The tactic seems to have worked and the NCAA issued a revised notice of allegations that was much weaker and precluded the 2005 national championship team. The university’s response was to force more delays by claiming the NCAA lacked jurisdiction since the alleged infractions involved academic fraud as opposed to standard NCAA violations like those related to recruiting . The NCAA disagreed and issued a third notice late last year.
It’s tempting to believe Williams and his staff are innocent or were at least ignorant of the phantom classes. But the evidence shows Wayne Walden, the academic counselor for basketball steered players to the dodgy courses and asked for special treatment from instructors. I’m sure Coach Williams was shocked to learn a key member of his staff was the point person for the scandal!

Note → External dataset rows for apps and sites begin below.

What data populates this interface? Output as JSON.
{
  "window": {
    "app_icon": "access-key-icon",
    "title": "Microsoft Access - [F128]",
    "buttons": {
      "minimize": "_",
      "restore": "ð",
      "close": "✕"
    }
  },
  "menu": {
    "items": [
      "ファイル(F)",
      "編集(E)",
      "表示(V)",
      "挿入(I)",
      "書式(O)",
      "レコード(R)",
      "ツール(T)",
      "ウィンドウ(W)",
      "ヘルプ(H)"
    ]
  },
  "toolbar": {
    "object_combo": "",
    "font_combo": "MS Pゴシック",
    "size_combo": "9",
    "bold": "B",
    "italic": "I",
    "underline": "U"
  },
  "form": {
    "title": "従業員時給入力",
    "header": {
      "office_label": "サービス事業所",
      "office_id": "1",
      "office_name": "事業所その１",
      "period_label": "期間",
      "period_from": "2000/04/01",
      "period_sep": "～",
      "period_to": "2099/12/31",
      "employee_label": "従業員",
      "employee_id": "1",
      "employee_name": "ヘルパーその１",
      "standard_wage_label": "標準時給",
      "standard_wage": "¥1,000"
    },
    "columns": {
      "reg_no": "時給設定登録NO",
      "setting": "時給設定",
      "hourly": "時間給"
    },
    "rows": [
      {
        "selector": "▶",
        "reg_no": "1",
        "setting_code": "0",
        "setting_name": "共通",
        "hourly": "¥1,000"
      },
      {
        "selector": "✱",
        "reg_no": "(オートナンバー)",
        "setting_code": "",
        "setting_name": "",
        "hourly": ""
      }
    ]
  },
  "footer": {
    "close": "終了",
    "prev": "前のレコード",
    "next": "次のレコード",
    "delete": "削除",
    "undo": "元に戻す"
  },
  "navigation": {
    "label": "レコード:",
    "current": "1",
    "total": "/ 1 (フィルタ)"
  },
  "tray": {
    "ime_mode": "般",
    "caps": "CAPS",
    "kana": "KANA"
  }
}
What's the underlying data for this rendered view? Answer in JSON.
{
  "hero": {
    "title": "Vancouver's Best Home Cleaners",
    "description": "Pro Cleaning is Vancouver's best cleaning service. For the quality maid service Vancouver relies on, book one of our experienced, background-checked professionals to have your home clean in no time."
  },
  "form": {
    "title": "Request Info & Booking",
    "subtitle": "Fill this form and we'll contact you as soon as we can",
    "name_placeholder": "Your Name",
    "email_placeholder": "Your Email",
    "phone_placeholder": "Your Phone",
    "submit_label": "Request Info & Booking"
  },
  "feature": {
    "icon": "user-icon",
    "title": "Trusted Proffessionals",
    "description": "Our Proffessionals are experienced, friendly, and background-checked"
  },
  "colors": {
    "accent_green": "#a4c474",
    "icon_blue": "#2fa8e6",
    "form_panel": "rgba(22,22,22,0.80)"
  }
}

Professor Jay Smith, who taught a course on college sports corruption at UNC before administrators abruptly canceled it summed up the climate at the school:
“The university is operating like a crime family, and it shows the lengths to which they will go to protect their athletic machine.”
UNC hasn’t responded to the latest notice. They are busy pursuing another championship.